Sensing hypoxia by mitochondria : a unifying hypothesis involving S-nitrosation
2014-01-10, Ullrich, Volker, Schildknecht, Stefan
Sudden hypoxia requires a rapid response in tissues with high energy demand. Mitochondria are rapid sensors for a lack of oxygen, but no consistent mechanism for the sensing process and the subsequent counter-regulation has been described.
Unique features of the low molecular weight probe salicylaldehyde in the detection of nanomolar peroxynitrite fluxes
2012, Mikhed, Yuliya, Bruns, Kai, Jörg, Michael, Kerahrodi, Jasmin Ghaemi, Gottschlich, Anna, Oelze, Matthias, Schildknecht, Stefan, Ullrich, Volker, Daiber, Andreas
Autocatalytic tyrosine nitration of prostaglandin endoperoxide synthase-2 in LPS-stimulated RAW 264.7 macrophages
2006-02-03, Schildknecht, Stefan, Heinz, Kathrin, Daiber, Andreas, Hamacher, Jürg, Kavaklí, Cengiz, Ullrich, Volker, Bachschmid, Markus
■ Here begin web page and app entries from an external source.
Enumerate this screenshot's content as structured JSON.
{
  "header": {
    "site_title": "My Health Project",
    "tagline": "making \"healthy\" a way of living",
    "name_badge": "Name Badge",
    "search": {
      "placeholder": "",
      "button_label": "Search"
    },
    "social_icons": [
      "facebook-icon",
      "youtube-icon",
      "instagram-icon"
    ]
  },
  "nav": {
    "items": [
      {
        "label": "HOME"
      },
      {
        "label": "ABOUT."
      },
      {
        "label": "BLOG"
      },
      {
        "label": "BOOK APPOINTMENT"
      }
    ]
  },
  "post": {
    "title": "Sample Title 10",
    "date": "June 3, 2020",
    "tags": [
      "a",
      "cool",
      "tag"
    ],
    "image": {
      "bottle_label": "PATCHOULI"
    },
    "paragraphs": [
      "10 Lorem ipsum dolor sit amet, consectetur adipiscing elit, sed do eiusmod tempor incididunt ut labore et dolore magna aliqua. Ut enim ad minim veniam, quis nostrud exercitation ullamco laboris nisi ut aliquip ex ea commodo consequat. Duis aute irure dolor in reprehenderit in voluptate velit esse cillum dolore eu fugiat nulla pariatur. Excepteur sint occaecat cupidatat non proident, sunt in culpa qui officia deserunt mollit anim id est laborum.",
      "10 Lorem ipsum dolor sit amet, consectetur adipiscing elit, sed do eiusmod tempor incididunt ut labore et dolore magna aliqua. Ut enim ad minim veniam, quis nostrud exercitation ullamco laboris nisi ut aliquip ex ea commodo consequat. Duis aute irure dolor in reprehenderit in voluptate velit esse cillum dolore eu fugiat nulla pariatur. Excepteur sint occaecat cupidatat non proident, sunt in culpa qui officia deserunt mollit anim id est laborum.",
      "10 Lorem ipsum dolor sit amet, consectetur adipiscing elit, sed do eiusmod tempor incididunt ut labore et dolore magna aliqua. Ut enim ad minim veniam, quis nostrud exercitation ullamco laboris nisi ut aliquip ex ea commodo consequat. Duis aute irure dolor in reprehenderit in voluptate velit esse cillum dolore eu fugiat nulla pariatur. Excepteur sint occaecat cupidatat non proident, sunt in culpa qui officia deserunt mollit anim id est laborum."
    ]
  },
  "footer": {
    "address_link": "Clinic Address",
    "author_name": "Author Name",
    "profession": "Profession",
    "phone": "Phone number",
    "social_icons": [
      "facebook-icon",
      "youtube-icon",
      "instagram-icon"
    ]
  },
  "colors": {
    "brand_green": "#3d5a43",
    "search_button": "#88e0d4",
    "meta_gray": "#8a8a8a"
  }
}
In the literature, biological tyrosine nitrations have been reported to depend not only on peroxynitrite but also on nitrite/hydrogen peroxide linked to catalysis by myeloperoxidase. In endotoxin-stimulated RAW 264.7 macrophages, we have detected a major nitrotyrosine positive protein band around 72 kDa and identified it as prostaglandin endoperoxide synthase-2 (PGHS-2). Isolated PGHS-2 in absence of its substrate arachidonate was not only tyrosine-nitrated with peroxynitrite, but also with nitrite/hydrogen peroxide in complete absence of myeloperoxidase. Our data favor an autocatalytic activation of nitrite by PGHS-2 with a subsequent nitration of the essential tyrosine residue in the cyclooxygenase domain. Under inflammatory conditions, nitrite formed via NO-synthase-2 may therefore act as an endogenous regulator for PGHS-2 in stimulated macrophages. Nitration of PGHS-2 by the autocatalytic activation of nitrite further depends on the intracellular concentration of arachidonate since arachidonate reacted competitively with nitrite and could prevent PGHS-2 from nitration when excessively present.